GROVE — Even back in the fourth grade, Tyson Trimble knew he wanted to be a surgeon.
“I can’t think of a time when I wasn’t pursuing this,” said Trimble, a 1999 graduate of Commerce High School.
“I have a book, like a fourth-grade project, and the bibliography on the back that said I wanted to be a surgeon. It was one of those ‘God said’ type things. As clichéish as it might sound, it definitely was a calling for me.”
He’s starting his sixth year as a board-eligible orthopedic surgeon with Integris Grove Hospital.
According to an Integris release, Trimble “provides comprehensive orthopedic care for patients ranging from pediatrics to geriatrics.
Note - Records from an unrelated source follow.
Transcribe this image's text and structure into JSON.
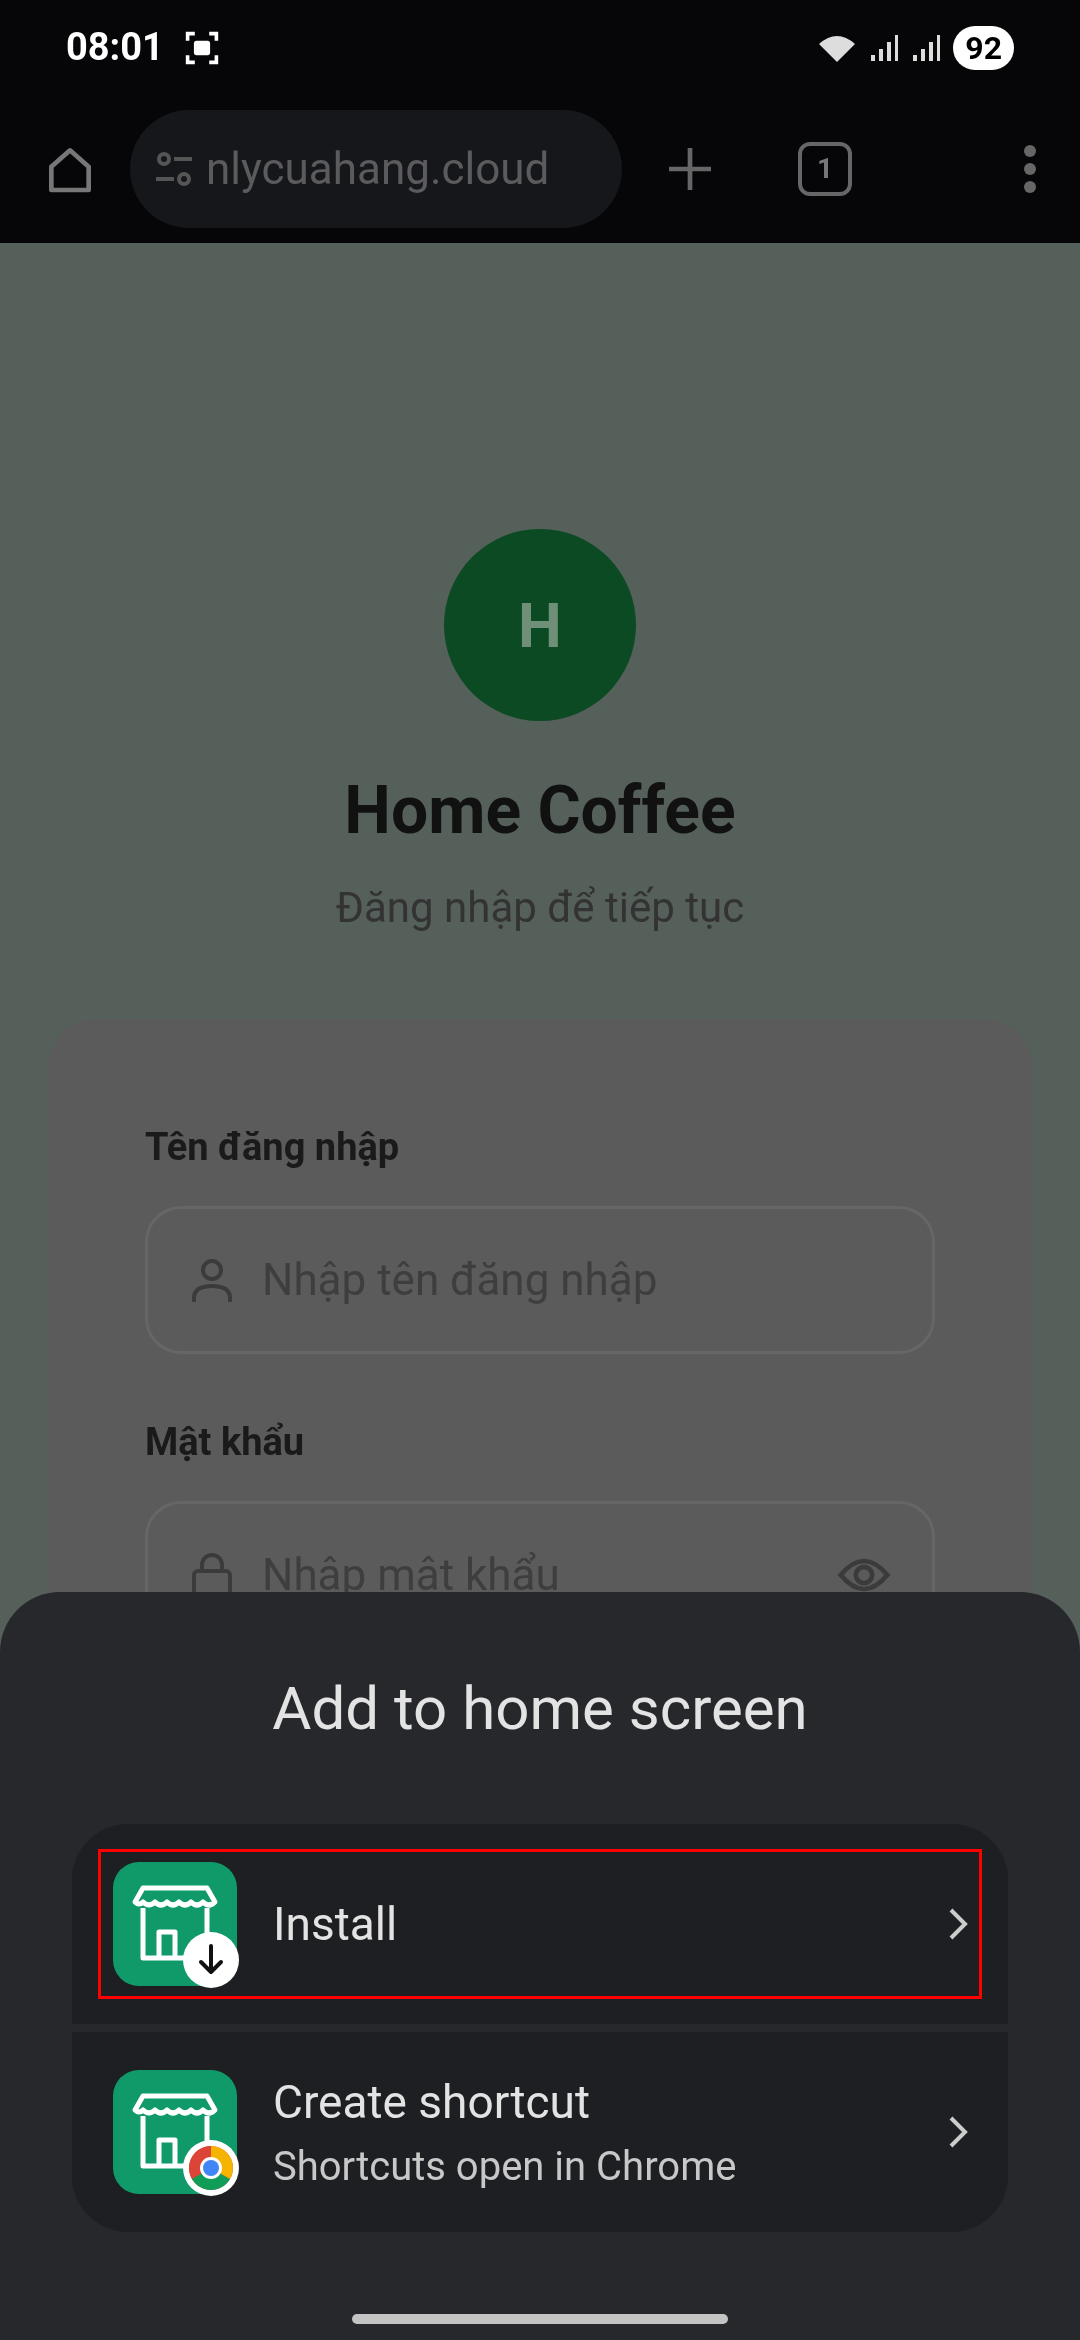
{
  "status_bar": {
    "time": "08:01",
    "battery": "92"
  },
  "browser_toolbar": {
    "url": "nlycuahang.cloud",
    "tab_count": "1"
  },
  "page": {
    "avatar_letter": "H",
    "title": "Home Coffee",
    "subtitle": "Đăng nhập để tiếp tục",
    "fields": [
      {
        "label": "Tên đăng nhập",
        "placeholder": "Nhập tên đăng nhập",
        "kind": "user"
      },
      {
        "label": "Mật khẩu",
        "placeholder": "Nhập mật khẩu",
        "kind": "password"
      }
    ]
  },
  "sheet": {
    "title": "Add to home screen",
    "options": [
      {
        "label": "Install",
        "kind": "install",
        "highlighted": true
      },
      {
        "label": "Create shortcut",
        "subtitle": "Shortcuts open in Chrome",
        "kind": "shortcut",
        "highlighted": false
      }
    ]
  }
}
He provides a variety of services and treatments for orthopedic conditions.”
In addition to treating sports injuries, other services he offers are minimally invasive arthroscopic surgery of the shoulder and knee, treatment of joint pain and arthritic conditions including foot, ankle, hand, wrist, knee, elbow and shoulder, total joint replacements of the knee and hip, treatment of broken bones/fractures and soft tissue trauma, treatment of pain/injuries to cartilage, tendons, ligaments and bones, hand and upper extremity pain/injuries and Carpal tunnel syndrome.
“It’s been great. I couldn’t have imagined a better fit in Grove for me and my family,” Trimble said. “It’s really worked out well. These five years have gone by quickly. My wife (Elizabeth) loves it here, being on the lake, and my kids (Cole and Carson) have loved going to school here and are involved.”
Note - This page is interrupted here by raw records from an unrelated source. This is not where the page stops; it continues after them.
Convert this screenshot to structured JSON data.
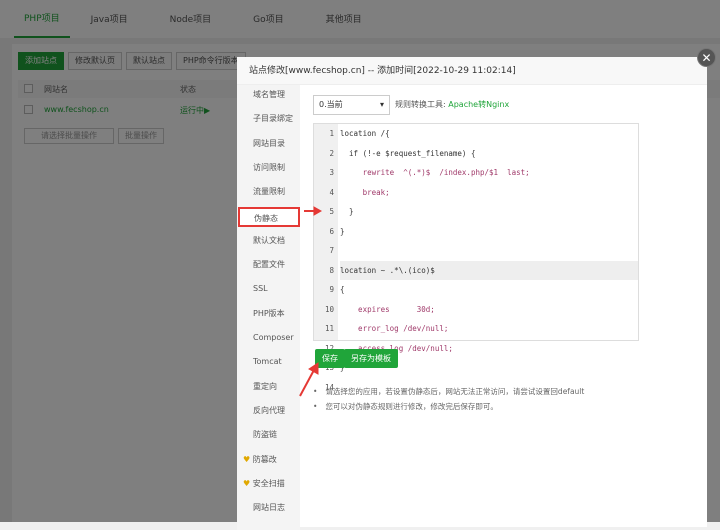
{
  "tabs": [
    "PHP项目",
    "Java项目",
    "Node项目",
    "Go项目",
    "其他项目"
  ],
  "toolbar": [
    "添加站点",
    "修改默认页",
    "默认站点",
    "PHP命令行版本"
  ],
  "table": {
    "headers": [
      "网站名",
      "状态"
    ],
    "row": {
      "name": "www.fecshop.cn",
      "status": "运行中▶"
    }
  },
  "batch": {
    "select": "请选择批量操作",
    "button": "批量操作"
  },
  "dialog": {
    "title": "站点修改[www.fecshop.cn] -- 添加时间[2022-10-29 11:02:14]",
    "menu": [
      "域名管理",
      "子目录绑定",
      "网站目录",
      "访问限制",
      "流量限制",
      "伪静态",
      "默认文档",
      "配置文件",
      "SSL",
      "PHP版本",
      "Composer",
      "Tomcat",
      "重定向",
      "反向代理",
      "防盗链",
      "防篡改",
      "安全扫描",
      "网站日志"
    ],
    "active_menu": "伪静态",
    "version_select": "0.当前",
    "tool_label": "规则转换工具:",
    "tool_link": "Apache转Nginx",
    "code": [
      "location /{",
      "  if (!-e $request_filename) {",
      "     rewrite  ^(.*)$  /index.php/$1  last;",
      "     break;",
      "  }",
      "}",
      "",
      "location ~ .*\\.(ico)$",
      "{",
      "    expires      30d;",
      "    error_log /dev/null;",
      "    access_log /dev/null;",
      "}",
      ""
    ],
    "save": "保存",
    "save_template": "另存为模板",
    "notes": [
      "请选择您的应用，若设置伪静态后，网站无法正常访问，请尝试设置回default",
      "您可以对伪静态规则进行修改，修改完后保存即可。"
    ]
  },
  "colors": {
    "accent": "#20a53a",
    "annotation": "#e53935"
  }
}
Tyson Trimble was fortunate to have had a relatively injury-free playing career, both at CHS and then Missouri Southern State University.
“I never had surgery, but did have a couple broken bones and my senior year had a pretty severe AC separation,” he said.
He thinks his past experiences help him working with athletes.
“I come from a different perspective than a lot of physicians who haven’t done that,” he said. “I kinda know what you can play through and what you can’t, what is typical with this or that. It helps out having that perspective in figuring out which ones you are going to allow to play and which ones need to sit.”
Trimble attended medical school at the Oklahoma State University College of Osteopathic Medicine in Tulsa.
He completed his residency at the OSU Medical Center, also in Tulsa.
“I trained there the majority of the time, but spent time at St. Francis, Hillcrest, those systems, and spent six months in Cincinnati (Cincinnati Children’s Hospital) working on pediatrics and six months at Tampa General (Tampa, Florida) working on trauma,” Trimble said.
He was an all-state quarterback at Commerce. He also was a state record holder in track and was valedictorian of the Class of ’99.
He cherishes getting to play for his father, Rick, now offensive coordinator at Owasso.
“I will cherish those moments forever,” the younger Trimble said. “Growing up, I didn’t really appreciate what that was and how special it was, I can’t say though how awesome it was.”
The Tigers reached the Class A quarterfinals in 1998, losing 42-28 to Panama. They were 8-2 in the regular season then beat Davenport 41-14 in the first round and Stratford 46-28.
A year earlier, they also finished 8-2 in the regular season then beat Barnsdall in the first round of the Class A playoffs.
The Tigers were eliminated by Keota, 14-6 in the second round.
Rick Trimble was 138-63 in 13 seasons at CHS.
He went to Owasso at the same time as Tyson started his residency in Tulsa.
“He still speaks so fondly of his memories and experiences he had when he was at Commerce and I do too,” Tyson Trimble said. “We have lots of good memories.”